Dataset rows describing interfaces:
^^^^^^^^

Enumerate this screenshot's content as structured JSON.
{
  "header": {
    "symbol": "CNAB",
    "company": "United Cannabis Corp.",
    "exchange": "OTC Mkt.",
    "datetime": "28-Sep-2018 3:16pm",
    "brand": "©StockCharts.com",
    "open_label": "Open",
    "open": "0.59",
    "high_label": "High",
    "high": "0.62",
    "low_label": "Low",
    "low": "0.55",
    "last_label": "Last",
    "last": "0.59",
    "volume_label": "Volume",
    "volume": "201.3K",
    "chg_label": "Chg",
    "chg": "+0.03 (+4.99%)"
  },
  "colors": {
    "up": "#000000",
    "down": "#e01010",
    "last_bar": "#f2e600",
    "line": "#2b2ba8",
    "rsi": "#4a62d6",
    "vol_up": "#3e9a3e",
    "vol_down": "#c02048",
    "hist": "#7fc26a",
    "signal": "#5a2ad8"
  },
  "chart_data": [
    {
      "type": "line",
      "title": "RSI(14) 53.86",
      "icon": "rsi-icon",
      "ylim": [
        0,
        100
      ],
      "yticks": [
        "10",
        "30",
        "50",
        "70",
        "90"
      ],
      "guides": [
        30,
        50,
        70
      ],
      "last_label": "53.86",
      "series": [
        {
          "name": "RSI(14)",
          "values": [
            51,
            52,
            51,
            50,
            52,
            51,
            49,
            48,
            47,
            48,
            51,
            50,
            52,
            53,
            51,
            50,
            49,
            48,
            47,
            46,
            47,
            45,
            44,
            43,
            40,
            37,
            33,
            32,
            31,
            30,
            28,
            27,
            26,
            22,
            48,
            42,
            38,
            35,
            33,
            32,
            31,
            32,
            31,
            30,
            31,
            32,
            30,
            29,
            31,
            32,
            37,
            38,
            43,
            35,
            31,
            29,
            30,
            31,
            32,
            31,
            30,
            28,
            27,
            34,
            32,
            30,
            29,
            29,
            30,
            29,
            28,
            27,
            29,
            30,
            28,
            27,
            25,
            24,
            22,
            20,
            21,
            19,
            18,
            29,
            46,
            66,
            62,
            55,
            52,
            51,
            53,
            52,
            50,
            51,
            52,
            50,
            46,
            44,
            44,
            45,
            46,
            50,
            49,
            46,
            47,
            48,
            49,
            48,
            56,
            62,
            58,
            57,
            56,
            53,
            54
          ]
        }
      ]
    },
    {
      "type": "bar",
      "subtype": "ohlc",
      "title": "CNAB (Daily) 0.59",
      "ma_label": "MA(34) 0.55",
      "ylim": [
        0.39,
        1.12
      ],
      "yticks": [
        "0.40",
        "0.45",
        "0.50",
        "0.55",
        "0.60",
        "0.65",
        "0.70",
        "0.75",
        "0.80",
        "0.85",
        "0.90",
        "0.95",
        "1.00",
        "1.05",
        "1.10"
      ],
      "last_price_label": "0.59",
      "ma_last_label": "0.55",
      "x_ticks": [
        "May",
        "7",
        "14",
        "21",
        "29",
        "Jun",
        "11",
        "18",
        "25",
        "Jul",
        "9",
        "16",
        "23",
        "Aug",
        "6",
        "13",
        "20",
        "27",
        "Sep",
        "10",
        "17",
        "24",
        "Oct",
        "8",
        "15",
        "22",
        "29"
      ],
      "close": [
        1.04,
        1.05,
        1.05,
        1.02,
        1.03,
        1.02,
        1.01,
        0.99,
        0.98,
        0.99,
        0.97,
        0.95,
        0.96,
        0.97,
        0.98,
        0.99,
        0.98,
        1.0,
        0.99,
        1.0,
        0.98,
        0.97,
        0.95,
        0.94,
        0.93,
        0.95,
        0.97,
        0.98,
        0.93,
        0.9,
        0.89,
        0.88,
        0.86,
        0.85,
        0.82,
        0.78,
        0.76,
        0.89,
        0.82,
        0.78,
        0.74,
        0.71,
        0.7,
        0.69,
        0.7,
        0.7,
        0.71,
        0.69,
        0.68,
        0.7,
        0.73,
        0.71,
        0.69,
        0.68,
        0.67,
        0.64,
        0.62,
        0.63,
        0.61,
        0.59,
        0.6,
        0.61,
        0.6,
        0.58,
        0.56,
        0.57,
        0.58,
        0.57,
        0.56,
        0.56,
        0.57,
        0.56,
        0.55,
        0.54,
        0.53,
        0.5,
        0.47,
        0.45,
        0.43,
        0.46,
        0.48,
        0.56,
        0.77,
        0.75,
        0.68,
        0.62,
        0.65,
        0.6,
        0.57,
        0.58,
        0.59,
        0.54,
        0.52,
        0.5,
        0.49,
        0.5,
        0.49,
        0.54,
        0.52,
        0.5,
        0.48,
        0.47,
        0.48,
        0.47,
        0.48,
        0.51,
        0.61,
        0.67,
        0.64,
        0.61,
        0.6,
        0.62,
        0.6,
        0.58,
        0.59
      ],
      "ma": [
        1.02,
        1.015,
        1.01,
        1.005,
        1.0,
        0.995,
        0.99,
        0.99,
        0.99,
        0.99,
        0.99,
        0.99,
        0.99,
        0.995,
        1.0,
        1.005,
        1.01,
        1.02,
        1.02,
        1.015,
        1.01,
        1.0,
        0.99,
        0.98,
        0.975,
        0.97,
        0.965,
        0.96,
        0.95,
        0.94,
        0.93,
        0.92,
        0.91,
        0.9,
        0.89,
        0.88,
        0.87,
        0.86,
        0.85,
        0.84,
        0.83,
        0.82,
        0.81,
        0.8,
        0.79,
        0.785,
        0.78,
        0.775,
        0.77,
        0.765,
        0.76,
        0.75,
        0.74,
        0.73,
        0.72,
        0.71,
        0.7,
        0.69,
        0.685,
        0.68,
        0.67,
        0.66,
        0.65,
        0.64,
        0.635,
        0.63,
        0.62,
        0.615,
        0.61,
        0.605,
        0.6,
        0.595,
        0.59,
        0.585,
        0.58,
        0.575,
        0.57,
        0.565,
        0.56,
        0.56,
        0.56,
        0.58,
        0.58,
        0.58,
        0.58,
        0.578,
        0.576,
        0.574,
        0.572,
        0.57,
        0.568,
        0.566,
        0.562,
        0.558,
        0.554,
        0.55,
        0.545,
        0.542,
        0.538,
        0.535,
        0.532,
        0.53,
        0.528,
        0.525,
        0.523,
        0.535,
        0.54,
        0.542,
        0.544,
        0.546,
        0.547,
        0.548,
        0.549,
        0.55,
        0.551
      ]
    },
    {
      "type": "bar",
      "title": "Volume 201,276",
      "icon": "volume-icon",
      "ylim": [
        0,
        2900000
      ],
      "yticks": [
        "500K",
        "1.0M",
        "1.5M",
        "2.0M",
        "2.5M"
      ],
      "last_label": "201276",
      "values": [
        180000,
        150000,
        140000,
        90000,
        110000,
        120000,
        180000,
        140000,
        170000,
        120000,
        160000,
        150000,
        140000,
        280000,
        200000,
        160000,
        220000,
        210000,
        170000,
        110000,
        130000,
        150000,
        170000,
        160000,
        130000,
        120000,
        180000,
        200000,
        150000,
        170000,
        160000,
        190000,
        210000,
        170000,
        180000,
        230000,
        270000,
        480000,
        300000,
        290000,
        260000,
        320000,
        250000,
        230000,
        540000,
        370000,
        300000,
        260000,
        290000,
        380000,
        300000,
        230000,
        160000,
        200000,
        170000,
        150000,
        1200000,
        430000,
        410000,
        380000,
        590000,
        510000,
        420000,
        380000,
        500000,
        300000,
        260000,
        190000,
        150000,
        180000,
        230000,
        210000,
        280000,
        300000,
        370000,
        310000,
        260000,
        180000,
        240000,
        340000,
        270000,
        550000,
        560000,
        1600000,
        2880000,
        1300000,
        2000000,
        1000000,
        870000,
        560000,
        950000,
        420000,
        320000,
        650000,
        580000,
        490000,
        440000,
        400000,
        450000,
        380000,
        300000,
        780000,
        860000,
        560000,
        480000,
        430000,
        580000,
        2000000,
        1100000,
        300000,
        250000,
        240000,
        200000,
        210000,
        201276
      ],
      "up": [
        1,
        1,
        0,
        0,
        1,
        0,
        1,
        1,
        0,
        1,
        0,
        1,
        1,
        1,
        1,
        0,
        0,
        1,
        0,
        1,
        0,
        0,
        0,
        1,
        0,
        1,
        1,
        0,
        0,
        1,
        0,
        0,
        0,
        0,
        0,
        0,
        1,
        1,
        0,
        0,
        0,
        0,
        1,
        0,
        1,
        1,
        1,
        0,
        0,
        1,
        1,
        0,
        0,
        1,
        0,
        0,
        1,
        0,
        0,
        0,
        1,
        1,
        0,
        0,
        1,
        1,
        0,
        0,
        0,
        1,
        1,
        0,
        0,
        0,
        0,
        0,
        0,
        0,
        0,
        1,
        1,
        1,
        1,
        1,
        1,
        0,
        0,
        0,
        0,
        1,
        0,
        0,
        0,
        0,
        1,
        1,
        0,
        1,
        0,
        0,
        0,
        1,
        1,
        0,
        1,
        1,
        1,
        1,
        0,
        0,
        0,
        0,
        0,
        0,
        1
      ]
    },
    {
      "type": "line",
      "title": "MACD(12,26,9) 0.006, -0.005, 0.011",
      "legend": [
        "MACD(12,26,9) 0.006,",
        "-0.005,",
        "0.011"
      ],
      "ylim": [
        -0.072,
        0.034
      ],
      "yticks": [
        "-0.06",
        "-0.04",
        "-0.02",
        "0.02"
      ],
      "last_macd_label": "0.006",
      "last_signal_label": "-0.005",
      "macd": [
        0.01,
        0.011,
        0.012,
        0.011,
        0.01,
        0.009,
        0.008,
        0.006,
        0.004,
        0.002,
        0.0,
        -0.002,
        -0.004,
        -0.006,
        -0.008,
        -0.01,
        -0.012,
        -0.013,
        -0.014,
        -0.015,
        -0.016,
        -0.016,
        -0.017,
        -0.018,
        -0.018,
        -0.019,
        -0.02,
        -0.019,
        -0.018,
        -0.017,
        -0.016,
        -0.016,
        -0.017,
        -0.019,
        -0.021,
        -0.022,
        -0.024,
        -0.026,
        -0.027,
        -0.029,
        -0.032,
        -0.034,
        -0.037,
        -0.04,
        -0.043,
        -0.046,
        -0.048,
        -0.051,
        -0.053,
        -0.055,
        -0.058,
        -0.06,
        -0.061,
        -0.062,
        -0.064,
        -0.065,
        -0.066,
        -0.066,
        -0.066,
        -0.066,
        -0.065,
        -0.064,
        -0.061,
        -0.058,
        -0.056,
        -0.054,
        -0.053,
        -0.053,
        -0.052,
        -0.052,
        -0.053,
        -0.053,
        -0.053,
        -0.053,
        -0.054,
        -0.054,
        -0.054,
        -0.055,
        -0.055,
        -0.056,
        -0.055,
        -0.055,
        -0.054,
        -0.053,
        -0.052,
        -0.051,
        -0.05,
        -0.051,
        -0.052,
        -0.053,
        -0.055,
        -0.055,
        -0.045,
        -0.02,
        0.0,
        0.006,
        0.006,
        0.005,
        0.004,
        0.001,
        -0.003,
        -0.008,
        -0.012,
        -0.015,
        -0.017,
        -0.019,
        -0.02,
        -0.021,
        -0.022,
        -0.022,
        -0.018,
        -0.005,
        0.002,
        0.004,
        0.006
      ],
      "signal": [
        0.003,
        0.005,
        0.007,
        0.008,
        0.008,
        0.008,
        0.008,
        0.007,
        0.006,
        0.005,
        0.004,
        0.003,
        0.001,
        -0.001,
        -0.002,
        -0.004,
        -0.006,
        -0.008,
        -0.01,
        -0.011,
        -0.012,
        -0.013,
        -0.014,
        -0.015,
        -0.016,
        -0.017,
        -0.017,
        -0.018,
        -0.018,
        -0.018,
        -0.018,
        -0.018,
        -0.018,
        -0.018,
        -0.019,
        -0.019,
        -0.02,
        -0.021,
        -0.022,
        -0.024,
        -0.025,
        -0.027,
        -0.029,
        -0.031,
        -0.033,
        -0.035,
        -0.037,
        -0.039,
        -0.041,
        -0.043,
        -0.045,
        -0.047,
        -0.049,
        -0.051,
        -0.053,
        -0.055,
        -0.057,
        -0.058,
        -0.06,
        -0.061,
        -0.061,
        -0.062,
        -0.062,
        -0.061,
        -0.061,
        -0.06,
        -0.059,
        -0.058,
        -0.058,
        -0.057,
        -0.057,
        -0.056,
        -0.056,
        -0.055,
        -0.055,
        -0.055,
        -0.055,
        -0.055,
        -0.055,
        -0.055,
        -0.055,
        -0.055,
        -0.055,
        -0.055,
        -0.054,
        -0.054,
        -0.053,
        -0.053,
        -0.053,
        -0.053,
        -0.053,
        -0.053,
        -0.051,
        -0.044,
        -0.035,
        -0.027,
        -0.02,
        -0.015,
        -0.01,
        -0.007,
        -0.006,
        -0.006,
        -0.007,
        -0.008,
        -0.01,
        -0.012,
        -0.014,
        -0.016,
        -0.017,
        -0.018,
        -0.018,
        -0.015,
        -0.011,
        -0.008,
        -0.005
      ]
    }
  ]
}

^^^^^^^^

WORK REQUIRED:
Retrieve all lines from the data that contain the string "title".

RESPONSE BOX:
      "title": "RSI(14) 53.86",
      "title": "CNAB (Daily) 0.59",
      "title": "Volume 201,276",
      "title": "MACD(12,26,9) 0.006, -0.005, 0.011",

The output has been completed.